Members of the Barbados Boy Scouts Association returning the National Flag.
PRESERVE OUR LEGACY
AS Barbadians celebrate the first year after the 50th Anniversary of Independence, they are being reminded that it is their responsibility as citizens to look towards the future with hope.
This reminder came from First Vice President of the Barbados Evangelical Association, Dr. Winston Clarke, who also called on Barbadians to compose themselves and combine their collective energies in an effort to make the nation a better place.
Delivering the sermon at the National Independence Service at the Lloyd Erskine Sandiford Centre, Two Mile Hill, St. Michael, yesterday, Dr. Clarke said it is important that the people of the nation seek to create a better society for future generations by teaching children how they should live and treat each other, which is what the Barbadian legacy is all about.
“The legacy of the Barbadian people is not one of crime. It is not one where we embrace the deteriorating practices of foreign sub-cultures. Neither is it one where our school children introduce violence as a means of challenge to each other, or in their pursuit to resolve differences.
“It is one which exhibits neighbourly care, one which knows how to solve differences through meaningful dialogue and a strategic, intelligent and logical means of communication, one where value for each other’s life is not replaced by the bullet and knife, and one where we as a people have come to an understanding that the use of expletives as a part of communication does nothing to make our communication any more effective,” he said.
Speaking before Acting Governor General of Barbados Sir Philip Greaves, Prime Minister Freundel Stuart, and Chief Justice Sir Marston Gibson, among other Cabinet Ministers and dignitaries, the Reverend declared that excellence in citizenship must be the aim of all Barbadians, beginning with adults.
He said adults must be willing to shoulder the responsibility to teach, not only by precept, but also by example.
“Barbados has not had the kind of natural and capital resources which some countries have, but we know how to work hard for what we need, how to set goals, how to save for a rainy day and how to accomplish through perseverance.

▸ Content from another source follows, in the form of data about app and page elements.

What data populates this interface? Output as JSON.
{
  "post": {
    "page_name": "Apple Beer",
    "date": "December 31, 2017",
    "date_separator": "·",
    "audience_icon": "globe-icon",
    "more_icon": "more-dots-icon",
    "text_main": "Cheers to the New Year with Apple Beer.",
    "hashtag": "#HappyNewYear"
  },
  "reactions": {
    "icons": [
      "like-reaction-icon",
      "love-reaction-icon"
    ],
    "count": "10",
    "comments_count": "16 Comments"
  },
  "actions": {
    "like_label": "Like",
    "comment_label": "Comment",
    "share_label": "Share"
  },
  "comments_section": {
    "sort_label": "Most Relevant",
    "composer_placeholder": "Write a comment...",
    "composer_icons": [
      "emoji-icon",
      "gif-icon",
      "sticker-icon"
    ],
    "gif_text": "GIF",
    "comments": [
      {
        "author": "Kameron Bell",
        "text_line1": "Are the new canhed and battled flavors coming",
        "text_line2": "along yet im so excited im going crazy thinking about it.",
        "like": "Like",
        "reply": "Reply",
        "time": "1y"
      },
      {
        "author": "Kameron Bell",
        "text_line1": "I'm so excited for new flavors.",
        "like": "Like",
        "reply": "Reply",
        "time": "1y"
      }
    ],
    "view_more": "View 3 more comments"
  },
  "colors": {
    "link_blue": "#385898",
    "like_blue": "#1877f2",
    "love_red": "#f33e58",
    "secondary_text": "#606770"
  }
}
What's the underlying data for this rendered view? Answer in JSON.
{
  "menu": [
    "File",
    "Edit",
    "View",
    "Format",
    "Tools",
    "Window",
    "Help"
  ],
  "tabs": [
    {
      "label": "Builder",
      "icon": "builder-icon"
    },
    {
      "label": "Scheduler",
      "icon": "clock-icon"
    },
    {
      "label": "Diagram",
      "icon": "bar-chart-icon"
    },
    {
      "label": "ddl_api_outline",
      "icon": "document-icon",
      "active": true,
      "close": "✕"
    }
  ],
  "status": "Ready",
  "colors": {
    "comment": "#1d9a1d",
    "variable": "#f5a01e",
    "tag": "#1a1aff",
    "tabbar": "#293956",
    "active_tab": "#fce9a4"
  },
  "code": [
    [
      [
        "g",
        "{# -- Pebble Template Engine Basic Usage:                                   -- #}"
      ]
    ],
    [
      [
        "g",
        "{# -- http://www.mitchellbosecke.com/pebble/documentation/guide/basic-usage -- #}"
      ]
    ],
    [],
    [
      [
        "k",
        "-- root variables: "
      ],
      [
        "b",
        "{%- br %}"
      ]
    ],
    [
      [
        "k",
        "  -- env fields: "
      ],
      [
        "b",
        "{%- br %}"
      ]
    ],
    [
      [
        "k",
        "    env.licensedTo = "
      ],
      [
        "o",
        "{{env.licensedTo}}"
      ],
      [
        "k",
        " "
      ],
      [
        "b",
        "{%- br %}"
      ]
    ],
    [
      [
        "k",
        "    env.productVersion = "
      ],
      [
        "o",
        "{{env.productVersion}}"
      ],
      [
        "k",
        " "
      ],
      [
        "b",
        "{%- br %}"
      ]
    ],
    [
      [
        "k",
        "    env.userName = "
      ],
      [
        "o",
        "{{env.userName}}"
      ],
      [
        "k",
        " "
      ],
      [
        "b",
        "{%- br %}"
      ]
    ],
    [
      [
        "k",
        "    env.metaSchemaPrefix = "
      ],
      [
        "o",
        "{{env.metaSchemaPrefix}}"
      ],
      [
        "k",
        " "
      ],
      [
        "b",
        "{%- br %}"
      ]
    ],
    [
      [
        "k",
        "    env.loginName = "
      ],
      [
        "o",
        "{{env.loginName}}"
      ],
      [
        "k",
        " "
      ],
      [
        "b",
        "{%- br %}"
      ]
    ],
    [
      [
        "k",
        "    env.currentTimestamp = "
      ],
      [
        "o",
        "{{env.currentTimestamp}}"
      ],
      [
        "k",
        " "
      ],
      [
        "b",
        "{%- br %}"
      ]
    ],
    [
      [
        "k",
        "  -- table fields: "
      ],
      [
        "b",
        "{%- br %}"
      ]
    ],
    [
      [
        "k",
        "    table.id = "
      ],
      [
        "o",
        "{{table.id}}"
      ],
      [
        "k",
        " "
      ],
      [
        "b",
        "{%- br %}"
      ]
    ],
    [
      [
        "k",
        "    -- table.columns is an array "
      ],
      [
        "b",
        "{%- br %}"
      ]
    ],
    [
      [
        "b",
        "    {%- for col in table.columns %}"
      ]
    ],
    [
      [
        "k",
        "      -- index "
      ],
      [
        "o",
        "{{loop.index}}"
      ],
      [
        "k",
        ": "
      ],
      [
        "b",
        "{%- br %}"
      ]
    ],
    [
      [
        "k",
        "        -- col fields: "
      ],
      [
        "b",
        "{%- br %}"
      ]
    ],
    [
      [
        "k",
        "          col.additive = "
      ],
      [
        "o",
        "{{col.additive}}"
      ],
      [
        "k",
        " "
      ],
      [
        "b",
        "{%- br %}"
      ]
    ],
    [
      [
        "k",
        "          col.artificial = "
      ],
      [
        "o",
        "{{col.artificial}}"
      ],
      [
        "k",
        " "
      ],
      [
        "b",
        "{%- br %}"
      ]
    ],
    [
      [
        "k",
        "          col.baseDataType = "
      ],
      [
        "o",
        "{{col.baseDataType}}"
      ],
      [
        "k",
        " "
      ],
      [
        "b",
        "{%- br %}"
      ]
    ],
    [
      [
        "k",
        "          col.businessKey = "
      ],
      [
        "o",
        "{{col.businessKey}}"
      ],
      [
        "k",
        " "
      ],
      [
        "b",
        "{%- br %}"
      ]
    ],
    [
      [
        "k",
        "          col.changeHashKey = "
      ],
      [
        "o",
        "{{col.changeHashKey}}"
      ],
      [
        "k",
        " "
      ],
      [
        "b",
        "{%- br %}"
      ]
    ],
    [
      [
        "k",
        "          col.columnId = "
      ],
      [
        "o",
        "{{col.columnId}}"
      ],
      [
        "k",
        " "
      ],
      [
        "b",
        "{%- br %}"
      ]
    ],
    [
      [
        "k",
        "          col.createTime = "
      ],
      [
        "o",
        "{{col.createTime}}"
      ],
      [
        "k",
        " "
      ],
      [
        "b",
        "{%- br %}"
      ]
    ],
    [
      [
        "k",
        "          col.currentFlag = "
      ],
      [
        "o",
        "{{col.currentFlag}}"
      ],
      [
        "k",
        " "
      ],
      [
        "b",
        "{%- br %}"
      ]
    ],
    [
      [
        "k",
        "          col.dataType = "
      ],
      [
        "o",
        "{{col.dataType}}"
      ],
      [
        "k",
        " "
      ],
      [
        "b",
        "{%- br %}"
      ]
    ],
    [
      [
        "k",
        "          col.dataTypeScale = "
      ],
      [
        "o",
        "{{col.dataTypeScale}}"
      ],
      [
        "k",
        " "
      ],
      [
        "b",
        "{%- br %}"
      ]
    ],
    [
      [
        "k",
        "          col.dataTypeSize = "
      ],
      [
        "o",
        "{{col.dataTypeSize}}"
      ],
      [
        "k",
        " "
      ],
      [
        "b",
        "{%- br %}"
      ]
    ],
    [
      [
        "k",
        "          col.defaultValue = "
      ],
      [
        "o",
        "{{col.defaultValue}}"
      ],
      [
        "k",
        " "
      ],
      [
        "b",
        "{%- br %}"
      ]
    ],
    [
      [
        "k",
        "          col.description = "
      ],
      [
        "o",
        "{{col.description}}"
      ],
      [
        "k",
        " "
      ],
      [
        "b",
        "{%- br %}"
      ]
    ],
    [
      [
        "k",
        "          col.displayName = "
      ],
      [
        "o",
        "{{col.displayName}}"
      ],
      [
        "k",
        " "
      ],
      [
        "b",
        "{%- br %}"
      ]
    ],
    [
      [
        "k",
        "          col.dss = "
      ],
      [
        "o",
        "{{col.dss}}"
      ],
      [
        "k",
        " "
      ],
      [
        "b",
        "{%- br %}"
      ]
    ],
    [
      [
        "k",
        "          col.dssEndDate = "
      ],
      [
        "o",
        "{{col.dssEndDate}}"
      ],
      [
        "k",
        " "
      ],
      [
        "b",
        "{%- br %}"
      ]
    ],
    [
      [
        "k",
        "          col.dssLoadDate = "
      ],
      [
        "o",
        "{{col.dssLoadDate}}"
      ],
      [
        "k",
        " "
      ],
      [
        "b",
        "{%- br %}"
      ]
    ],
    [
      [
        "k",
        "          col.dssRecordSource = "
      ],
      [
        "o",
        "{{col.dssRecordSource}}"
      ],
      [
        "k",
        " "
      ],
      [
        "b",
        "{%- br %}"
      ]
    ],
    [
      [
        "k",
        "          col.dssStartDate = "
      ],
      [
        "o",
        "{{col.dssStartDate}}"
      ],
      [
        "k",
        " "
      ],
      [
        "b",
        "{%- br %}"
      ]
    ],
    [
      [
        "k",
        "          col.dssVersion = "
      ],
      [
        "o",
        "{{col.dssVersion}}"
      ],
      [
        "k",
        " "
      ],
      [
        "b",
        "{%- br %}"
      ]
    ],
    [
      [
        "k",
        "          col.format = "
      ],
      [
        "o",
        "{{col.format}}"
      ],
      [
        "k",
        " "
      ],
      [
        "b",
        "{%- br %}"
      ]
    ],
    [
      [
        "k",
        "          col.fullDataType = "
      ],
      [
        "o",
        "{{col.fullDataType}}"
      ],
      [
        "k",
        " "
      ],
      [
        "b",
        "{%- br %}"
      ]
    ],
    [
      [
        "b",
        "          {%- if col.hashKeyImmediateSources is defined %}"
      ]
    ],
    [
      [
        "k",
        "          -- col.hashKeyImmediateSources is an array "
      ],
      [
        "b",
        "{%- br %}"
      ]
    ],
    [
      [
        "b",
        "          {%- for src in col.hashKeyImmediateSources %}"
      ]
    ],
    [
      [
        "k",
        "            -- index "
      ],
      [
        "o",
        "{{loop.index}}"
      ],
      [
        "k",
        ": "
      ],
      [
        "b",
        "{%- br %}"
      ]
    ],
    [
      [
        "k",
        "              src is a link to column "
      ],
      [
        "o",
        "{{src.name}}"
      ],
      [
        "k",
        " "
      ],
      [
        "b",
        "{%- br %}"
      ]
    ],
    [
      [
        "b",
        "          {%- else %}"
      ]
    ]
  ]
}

“This hardworking attitude has been one of the hallmarks of our fore-parents, and constitutes part of the Barbadian legacy. As adult citizens then, we have much from which our youth can learn-but we must be willing to teach them and shape their attitude in such a way that the mores of the Barbadian society can be preserved and passed on to future generations,” he said.
The First Vice President of the Barbados Evangelical Association also noted that the church, as an institution of socialisation and spiritual consciousness, must be respected and encouraged; social agencies must be deemed trustworthy; and those who serve in the maintenance and application of law and order must not only be fair to all, but must also appear to be fair.
“As we aspire towards excellence in citizenship, and in providing hope for the youth, parents too must understand their role in the socialisation process. They are not only to provide a shelter, but a home of love, care, and sound moral teaching; a home where respect for peers is taught, a home where children are taught to live within the financial means of the household, a home where respect for elders is a practice by default, and indeed a home where fear of God is instilled,” he said.
The Christian leader reminded the gathering that all is not lost as it related to the future of the nation. He reminded that the island’s universities and seminaries are still full of young people who are training for the future, while institutions which train for the discovery, development and practice of psychomotor skills are still without enough space.
The service, which lasted for just over an hour, included prayers, the singing of hymns, and special renditions from the Royal Barbados Police Force Band, the choir, and Ki’ann Browne. (AH)